What Became Of Us – Saturday 15th October 2016
With a glut of both local and international bands accounted for over the two days, What Became Of Us signed off with a diverse but ultimately impressive line up, and with the announcement of Yuck and Toy to be taking Saturday’s headline slots, there was a great buzz of expectation which refused to dissipate throughout the days entertainment.
The day started with Haze, and although they had a less than desirable set time, their earnest and authentic garage rock was rather delightful, the young lads excelling with a unique brand of atonal indie rock. Palm Honey followed with a vague attempt at something resembling a string of Sonic Youth B sides and Orange Vision filled the room with so much wah wah that the afternoon felt like it was slipping into some sort of existential dream sequence.
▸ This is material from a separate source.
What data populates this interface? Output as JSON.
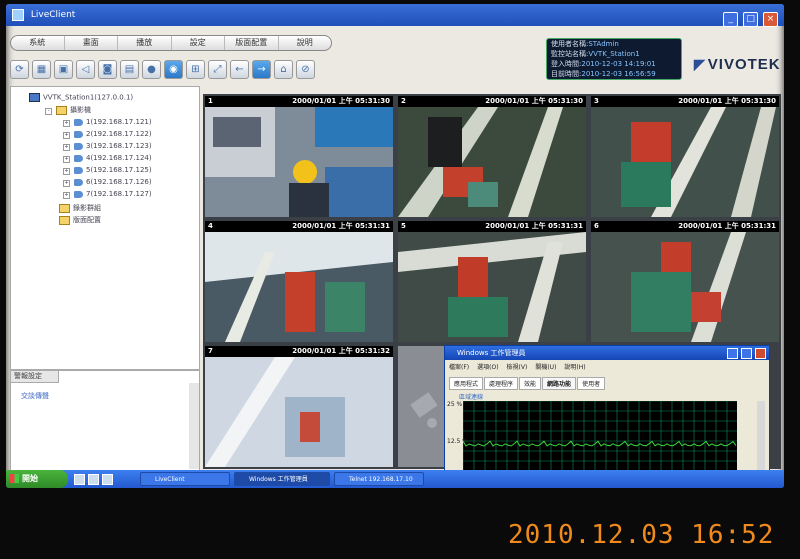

However Van Zeller restored order and momentum with a simple yet vigorous brand of thrashy punk numbers that breathed life back into the afternoons entertainment. Next on were Cabbage, a Manchester five piece who stole the show with baying vocals and an anarchistic mentality, their destitute originality and old fashioned rock and roll ethos made for a truly exceptional live performance as did their obscure, sexualised subject matter. Willie J Healey then put in a noteworthy set of rhythm and blues inflected numbers and with an ever increasingly polished live sound he very much kept the Oxford flag flying, reminding us once again what an incredible talent we have on our doorstep.
Then it was the turn of Toy, the Brighton five piece truly giving a masterclass in how to create avant-garde, psychedelia in a most compelling and cleverly orchestrated manner. Their music, the pulsing drums, discordant guitar work and general richness of sound has almost hypnotic capabilities and their ability to effortlessly flitter in and out of multiple genres within the space of one song is something to be marvelled at. Their music lends itself so perfectly to a live sound as the compositions are given a chance to breathe outside of the shackles of the studio and their refusal to create anything which has too much commercial relevance makes them a unique and intoxicating beast.
And so to Yuck, the reason many stumped up the ticket price alone. While they gave a delightful and genial performance it did somewhat highlight a band which have stopped moving forward. The abundance of songs played from their first record, although pleasing the audience, was stark evidence that even the band have come to accept it as their only work of any real significance. Although it did feel more like a nostalgic walk down memory lane than a band still making headway in the industry, the performance was faultless and it does an incredible amount of justice to the first record that five years and three records on, they can still fill a room with anticipated fervour.
Ultimately it was a frenetic and joyous day of live music and a wonderful way to shake of the post summer, pre christmas blues for all involved.